For some funny reason I really don’t remember what prompted me to decide to read this book and order it online. Having said that I personally believe that buying this book and actually ending up reading it and finishing it in one go (ie, without putting down the book to pick up another book to read) has benefited me in multiple ways.

(1) This book has rekindled the interest in reading books by the dozen yet again and I have started making a list of the next 5-6 books that I want to read

(2) This book has rekindled the spark of curiosity in me which I believe had died down over the course of the last few years

(3) This book not only makes me want to read more, but also write more which I am hoping will end up in generating more blog posts such as this one and make me more of a regular writer / blogger.

To get to the book itself, it deals with Cosmology which Wikipedia defines as the academic discipline that seeks to understand the origin, evolution, structure, and ultimate fate of the Universe at large, as well as the natural laws that keep it in order. Wow, while I know that is a heavy definition with big words, big concepts, suffice to say that most of my understanding of the origin of our Universe began and ended with The Big Bang Theory (not the TV series, but the actual cosmological concept). And guess what it turns out that most modern cosmology is indeed dominated by The Big Bang Theory.

This book, The Edge of Reason (called “The Edge of Physics: A Journey to Earth’s Extremes to Unlock the Secrets of the Universe” outside of India) is part travelogue, part documentary-style writing which takes the author Anil Ananthaswamy from the tip of Mount Mauna Kea, a dormant volcano in Hawaii to deep mines in Minnesota, from Lake Baikal in Siberia to McMurdo Station in Antarctica, from the underground Large Hadron Collider in Switzerland to Mount Saraswathi in Ladakh. The author goes to these places to talk to the scientists, physicists, cosmologists and astronomers regarding to get more details regarding some of the experiments that they are conducting to answer questions regarding the origins of the universe.

While documenting his travels, the author describes in great detail the locations of these experiments, the rationale behind the choice of these varied locations, basic tenets of the experiments being conducted, descriptions of the questions that these experiments are trying to answer, as well as the history behind some of these questions themselves. This book manages to give us an insight into the brilliant minds of the physicists and cosmologists who asked these questions in the first place.

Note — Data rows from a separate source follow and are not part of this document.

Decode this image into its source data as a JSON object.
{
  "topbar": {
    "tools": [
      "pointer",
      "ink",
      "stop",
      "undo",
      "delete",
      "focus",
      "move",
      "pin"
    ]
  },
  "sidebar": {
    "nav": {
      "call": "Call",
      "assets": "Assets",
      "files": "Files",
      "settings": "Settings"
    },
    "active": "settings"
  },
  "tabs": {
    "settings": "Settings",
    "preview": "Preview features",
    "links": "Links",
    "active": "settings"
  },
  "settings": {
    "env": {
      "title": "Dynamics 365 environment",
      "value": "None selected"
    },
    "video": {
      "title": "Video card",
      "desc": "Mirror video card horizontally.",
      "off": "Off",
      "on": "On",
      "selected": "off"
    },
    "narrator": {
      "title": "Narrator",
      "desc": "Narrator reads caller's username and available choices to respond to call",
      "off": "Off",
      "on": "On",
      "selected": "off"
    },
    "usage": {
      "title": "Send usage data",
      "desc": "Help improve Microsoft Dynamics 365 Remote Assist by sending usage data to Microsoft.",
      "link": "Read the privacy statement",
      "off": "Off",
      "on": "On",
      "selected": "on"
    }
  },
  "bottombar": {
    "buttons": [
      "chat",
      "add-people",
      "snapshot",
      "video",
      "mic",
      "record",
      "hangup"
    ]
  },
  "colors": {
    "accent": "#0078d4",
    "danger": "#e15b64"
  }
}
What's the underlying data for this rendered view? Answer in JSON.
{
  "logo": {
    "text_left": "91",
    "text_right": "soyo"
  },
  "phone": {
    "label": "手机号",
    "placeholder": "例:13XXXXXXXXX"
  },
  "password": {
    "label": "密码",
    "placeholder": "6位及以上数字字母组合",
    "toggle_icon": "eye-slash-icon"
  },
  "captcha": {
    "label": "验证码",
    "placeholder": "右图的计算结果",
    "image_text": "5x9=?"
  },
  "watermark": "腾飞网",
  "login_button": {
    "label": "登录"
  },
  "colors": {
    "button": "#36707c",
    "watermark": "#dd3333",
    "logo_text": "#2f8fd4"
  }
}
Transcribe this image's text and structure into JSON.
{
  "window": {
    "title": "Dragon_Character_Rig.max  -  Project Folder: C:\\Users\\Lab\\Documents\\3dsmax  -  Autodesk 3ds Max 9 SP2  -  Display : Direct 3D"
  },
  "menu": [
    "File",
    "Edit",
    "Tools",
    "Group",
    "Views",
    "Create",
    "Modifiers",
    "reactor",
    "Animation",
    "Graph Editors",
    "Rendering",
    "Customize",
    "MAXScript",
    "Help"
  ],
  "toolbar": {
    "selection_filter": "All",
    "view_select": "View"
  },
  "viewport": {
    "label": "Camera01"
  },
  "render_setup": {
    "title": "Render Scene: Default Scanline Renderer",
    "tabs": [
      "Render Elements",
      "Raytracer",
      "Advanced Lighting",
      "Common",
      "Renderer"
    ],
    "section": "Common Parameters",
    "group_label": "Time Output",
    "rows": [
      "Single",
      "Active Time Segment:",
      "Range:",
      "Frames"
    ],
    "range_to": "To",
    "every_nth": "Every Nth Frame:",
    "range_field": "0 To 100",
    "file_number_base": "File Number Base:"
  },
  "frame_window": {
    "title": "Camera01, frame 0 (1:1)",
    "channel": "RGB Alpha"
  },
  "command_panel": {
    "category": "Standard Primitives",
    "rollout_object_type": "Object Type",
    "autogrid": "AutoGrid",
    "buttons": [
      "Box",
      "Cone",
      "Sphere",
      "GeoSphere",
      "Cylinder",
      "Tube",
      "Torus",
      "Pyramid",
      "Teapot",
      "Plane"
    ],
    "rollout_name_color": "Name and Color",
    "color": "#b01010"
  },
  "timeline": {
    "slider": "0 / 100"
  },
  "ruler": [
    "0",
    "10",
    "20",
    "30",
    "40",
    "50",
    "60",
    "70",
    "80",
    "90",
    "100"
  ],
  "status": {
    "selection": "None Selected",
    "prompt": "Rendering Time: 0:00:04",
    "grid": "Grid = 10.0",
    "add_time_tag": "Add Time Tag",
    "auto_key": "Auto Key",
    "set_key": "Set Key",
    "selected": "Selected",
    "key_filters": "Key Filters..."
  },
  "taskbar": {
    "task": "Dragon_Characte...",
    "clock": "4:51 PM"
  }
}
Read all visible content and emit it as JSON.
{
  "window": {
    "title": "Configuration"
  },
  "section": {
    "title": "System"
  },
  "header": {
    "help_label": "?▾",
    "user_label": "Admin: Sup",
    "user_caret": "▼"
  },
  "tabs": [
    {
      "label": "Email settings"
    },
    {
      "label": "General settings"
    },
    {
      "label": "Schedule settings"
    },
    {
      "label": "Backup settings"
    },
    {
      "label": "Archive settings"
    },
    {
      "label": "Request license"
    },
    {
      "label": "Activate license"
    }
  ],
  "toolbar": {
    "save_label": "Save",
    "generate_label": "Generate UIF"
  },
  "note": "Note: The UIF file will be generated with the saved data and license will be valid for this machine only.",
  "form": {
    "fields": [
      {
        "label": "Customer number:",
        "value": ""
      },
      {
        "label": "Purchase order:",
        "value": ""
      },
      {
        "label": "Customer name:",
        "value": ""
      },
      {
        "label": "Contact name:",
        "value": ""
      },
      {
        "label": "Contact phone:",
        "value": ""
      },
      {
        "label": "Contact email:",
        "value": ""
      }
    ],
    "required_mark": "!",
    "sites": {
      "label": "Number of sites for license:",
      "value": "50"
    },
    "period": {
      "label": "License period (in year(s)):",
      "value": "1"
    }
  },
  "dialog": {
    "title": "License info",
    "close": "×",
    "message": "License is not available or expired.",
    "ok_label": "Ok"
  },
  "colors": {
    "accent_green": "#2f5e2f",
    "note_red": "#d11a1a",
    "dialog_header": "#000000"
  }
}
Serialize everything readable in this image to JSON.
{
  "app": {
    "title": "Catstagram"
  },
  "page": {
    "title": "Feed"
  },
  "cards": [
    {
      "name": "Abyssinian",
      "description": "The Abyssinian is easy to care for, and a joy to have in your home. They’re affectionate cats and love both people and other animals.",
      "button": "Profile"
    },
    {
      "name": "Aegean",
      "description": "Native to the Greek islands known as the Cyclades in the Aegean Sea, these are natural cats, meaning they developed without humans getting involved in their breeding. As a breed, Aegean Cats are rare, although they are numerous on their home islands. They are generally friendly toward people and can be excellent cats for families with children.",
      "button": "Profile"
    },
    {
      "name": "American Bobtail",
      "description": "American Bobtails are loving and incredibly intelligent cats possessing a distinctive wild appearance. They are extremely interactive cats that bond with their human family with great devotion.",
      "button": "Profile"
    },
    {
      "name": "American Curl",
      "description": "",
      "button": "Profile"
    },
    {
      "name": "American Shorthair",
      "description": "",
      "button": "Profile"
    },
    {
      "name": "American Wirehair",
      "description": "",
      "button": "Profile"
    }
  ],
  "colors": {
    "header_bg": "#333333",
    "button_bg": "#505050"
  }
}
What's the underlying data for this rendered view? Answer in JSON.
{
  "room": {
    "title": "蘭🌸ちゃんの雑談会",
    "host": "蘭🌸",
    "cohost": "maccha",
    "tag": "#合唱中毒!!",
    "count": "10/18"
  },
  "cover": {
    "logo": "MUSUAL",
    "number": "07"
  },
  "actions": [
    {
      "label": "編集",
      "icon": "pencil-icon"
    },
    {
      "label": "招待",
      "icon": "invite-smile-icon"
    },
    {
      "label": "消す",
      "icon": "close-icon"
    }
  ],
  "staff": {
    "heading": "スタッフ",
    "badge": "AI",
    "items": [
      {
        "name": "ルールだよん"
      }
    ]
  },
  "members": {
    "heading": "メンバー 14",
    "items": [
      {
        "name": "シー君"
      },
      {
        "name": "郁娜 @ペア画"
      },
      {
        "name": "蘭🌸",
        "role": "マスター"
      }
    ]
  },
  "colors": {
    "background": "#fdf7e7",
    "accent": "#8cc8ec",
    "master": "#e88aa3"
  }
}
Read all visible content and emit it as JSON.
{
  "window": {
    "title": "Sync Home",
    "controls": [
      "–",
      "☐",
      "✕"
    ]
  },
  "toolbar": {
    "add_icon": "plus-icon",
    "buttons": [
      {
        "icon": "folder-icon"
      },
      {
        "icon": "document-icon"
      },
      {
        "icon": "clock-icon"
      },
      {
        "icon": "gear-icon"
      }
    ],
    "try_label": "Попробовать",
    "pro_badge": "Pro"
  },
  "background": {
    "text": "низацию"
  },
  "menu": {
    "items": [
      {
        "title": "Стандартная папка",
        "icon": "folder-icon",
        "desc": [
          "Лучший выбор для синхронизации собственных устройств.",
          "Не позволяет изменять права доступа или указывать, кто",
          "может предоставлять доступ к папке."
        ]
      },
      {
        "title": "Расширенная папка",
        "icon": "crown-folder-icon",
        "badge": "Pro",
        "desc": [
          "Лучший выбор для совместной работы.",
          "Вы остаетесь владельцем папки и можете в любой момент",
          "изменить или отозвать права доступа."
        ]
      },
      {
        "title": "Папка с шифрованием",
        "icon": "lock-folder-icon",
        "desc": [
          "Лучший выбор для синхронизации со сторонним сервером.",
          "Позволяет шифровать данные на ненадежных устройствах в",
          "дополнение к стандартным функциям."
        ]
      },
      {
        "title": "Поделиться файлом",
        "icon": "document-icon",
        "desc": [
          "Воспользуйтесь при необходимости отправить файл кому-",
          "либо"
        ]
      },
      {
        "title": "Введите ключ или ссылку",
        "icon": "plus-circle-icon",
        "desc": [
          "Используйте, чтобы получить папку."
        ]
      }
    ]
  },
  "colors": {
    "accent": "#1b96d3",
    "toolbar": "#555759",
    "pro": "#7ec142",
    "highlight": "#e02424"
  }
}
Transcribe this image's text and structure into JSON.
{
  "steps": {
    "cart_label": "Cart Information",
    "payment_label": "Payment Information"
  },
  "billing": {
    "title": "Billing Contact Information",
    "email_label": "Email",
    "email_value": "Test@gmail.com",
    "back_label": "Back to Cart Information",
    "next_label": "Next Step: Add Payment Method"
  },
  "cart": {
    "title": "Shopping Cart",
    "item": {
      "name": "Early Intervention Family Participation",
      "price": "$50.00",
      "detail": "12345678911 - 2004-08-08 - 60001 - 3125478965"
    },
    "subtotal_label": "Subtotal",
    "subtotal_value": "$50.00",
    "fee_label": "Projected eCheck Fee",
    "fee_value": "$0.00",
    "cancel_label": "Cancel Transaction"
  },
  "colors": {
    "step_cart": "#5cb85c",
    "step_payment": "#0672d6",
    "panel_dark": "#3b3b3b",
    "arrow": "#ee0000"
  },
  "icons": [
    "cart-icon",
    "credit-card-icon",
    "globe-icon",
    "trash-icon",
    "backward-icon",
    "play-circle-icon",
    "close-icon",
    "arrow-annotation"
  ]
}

In many ways, this book is a tribute to all those pioneer cosmologists who dared to ask the questions which nobody else asked, who dared to question the status-quo of existing theories regarding the origins of the universe, and some of the answers to the questions asked have the potential to radically change our existing knowledge regarding the cosmos itself.

It has to be agreed that this book requires a certain degree of knowledge of and interest in basic physics to be read. Also, the reader has to have the patience of actually slowing down, re-reading paragraphs and pages to put together complicated theories and concepts of cosmology. That being said, Anil Ananthaswamy manages to take the reader on a wonderful joyride around the world and also manages to paint quite a vivid picture of modern day cosmology. In fact, I would bet that more interest would be generated in this field if schools and colleges around the world made this book a part of their libraries and if possible, a part of their list of suggested readings in Physics.

A wonderful book which is a travelogue, cosmology reference guide (at a very basic level), introductory guide to some of the most profound ideas of cosmology and its propounders. A really good read.

Related links

Indiaplaza link to purchase the book in India

Flipkart link to purchase the book in India

Amazon link to purchase the book in the US

Name The edge of reason : Dispatches from the frontiers of cosmology
Author/s Anil Ananthaswamy
Publisher Penguin India
Year published 2010
ISBN 13 9780143066705
Goodreads link Link
Flipkart link Link
Amazon link Link